## WHAT TO WORK ON
Set the data down again, word for word, as it appears below.

Website and app data records:
━━━━━━━━━━━━━━━━━━━━━━━━━━━━━━

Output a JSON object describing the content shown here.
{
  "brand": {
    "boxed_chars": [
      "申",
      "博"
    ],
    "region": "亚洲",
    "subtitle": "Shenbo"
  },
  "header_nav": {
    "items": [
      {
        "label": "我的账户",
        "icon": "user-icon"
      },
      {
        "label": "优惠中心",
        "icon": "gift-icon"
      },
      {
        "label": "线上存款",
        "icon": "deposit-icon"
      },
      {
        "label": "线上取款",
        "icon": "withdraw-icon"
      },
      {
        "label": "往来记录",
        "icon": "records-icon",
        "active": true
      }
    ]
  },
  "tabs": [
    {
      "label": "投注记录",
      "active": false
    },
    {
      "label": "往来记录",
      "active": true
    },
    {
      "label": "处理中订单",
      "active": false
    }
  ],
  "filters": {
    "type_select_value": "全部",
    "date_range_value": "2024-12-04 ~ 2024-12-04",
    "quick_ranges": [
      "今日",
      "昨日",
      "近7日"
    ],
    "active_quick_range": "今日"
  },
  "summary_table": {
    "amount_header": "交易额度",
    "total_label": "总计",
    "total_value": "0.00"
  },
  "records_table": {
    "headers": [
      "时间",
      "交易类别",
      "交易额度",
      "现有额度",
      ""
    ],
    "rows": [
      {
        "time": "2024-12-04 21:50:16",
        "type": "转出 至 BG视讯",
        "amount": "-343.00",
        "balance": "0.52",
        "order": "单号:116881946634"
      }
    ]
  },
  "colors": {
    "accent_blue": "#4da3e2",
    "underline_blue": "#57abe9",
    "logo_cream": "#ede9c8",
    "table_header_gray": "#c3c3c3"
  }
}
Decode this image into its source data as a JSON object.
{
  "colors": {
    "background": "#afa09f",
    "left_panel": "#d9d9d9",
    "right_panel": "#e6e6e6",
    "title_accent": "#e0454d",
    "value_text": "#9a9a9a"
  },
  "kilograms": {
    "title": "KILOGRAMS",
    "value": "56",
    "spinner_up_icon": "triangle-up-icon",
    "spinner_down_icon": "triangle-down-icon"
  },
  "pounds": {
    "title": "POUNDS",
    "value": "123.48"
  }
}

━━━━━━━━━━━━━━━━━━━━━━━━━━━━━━

## SOLUTION TO THE PROBLEM
Output a JSON object describing the content shown here.
{
  "brand": {
    "boxed_chars": [
      "申",
      "博"
    ],
    "region": "亚洲",
    "subtitle": "Shenbo"
  },
  "header_nav": {
    "items": [
      {
        "label": "我的账户",
        "icon": "user-icon"
      },
      {
        "label": "优惠中心",
        "icon": "gift-icon"
      },
      {
        "label": "线上存款",
        "icon": "deposit-icon"
      },
      {
        "label": "线上取款",
        "icon": "withdraw-icon"
      },
      {
        "label": "往来记录",
        "icon": "records-icon",
        "active": true
      }
    ]
  },
  "tabs": [
    {
      "label": "投注记录",
      "active": false
    },
    {
      "label": "往来记录",
      "active": true
    },
    {
      "label": "处理中订单",
      "active": false
    }
  ],
  "filters": {
    "type_select_value": "全部",
    "date_range_value": "2024-12-04 ~ 2024-12-04",
    "quick_ranges": [
      "今日",
      "昨日",
      "近7日"
    ],
    "active_quick_range": "今日"
  },
  "summary_table": {
    "amount_header": "交易额度",
    "total_label": "总计",
    "total_value": "0.00"
  },
  "records_table": {
    "headers": [
      "时间",
      "交易类别",
      "交易额度",
      "现有额度",
      ""
    ],
    "rows": [
      {
        "time": "2024-12-04 21:50:16",
        "type": "转出 至 BG视讯",
        "amount": "-343.00",
        "balance": "0.52",
        "order": "单号:116881946634"
      }
    ]
  },
  "colors": {
    "accent_blue": "#4da3e2",
    "underline_blue": "#57abe9",
    "logo_cream": "#ede9c8",
    "table_header_gray": "#c3c3c3"
  }
}
Decode this image into its source data as a JSON object.
{
  "colors": {
    "background": "#afa09f",
    "left_panel": "#d9d9d9",
    "right_panel": "#e6e6e6",
    "title_accent": "#e0454d",
    "value_text": "#9a9a9a"
  },
  "kilograms": {
    "title": "KILOGRAMS",
    "value": "56",
    "spinner_up_icon": "triangle-up-icon",
    "spinner_down_icon": "triangle-down-icon"
  },
  "pounds": {
    "title": "POUNDS",
    "value": "123.48"
  }
}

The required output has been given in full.